Regular Checkups Are Imperative 

People who notice a change in their heartbeat patterns, such as irregular or rapid heartbeats, palpitations, or skipped beats, should consult a cardiologist immediately. While these symptoms can have various causes, they may also be warning signs of an imminent heart attack. It is crucial to undergo an electrocardiogram (ECG) to evaluate the heart's electrical activity and rule out any serious underlying issues.

Recognising and acknowledging these early warning signs is paramount for early intervention and prevention. Regular check-ups and consultations with doctors become even more important when people experience multiple risk factors such as a family history of heart disease, diabetes, or a sedentary lifestyle.

Also read: Heart Attacks While Exercising, Warning Signs One Should Not Ignore

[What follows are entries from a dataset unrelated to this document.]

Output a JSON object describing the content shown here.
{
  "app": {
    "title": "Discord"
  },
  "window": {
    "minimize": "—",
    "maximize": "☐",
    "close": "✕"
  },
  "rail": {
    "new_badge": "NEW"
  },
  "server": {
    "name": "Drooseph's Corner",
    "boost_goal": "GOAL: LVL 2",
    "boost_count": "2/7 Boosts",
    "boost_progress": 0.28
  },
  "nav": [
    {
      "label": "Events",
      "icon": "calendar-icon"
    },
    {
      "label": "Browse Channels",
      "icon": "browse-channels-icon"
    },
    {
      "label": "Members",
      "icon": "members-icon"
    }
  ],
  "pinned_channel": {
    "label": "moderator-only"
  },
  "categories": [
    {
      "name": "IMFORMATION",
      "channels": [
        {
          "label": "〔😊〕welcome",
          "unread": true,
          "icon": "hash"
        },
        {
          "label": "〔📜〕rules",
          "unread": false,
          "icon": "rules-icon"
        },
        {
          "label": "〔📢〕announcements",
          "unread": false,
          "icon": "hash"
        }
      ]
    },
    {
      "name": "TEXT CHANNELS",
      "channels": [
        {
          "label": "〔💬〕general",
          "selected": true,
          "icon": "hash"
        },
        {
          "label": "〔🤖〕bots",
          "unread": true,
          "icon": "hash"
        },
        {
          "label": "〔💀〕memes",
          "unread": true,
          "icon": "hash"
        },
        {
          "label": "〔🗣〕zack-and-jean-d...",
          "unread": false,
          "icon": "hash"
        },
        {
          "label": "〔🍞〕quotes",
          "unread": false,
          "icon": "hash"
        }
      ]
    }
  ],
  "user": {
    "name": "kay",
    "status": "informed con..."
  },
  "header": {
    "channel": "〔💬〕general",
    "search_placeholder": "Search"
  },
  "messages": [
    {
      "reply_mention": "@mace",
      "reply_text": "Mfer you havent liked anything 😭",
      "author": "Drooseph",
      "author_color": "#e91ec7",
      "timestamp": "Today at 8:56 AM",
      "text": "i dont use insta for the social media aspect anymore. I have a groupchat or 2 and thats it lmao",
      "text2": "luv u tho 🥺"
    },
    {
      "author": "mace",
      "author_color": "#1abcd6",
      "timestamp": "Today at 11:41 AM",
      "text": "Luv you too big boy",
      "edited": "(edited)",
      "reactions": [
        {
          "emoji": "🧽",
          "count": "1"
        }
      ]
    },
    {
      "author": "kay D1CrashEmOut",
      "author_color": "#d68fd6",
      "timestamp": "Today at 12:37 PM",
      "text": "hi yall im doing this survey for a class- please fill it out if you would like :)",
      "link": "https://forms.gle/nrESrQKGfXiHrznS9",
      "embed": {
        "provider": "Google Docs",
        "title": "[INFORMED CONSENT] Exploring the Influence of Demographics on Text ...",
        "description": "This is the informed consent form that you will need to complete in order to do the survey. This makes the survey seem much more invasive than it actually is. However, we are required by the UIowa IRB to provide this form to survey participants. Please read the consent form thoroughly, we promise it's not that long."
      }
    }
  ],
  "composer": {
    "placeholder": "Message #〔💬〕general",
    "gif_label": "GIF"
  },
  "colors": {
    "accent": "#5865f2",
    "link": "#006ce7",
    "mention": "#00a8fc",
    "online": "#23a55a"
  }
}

Recognising subtle symptoms of a heart attack, such as recurring chest discomfort, shortness of breath, fatigue, excessive sweating, and irregular heartbeats, can be instrumental in identifying individuals at risk. Encouraging regular check-ups and promoting awareness of these signs is crucial in preventing heart attacks and ultimately saving lives. Remember, early detection could be the key to a healthier heart and a brighter future.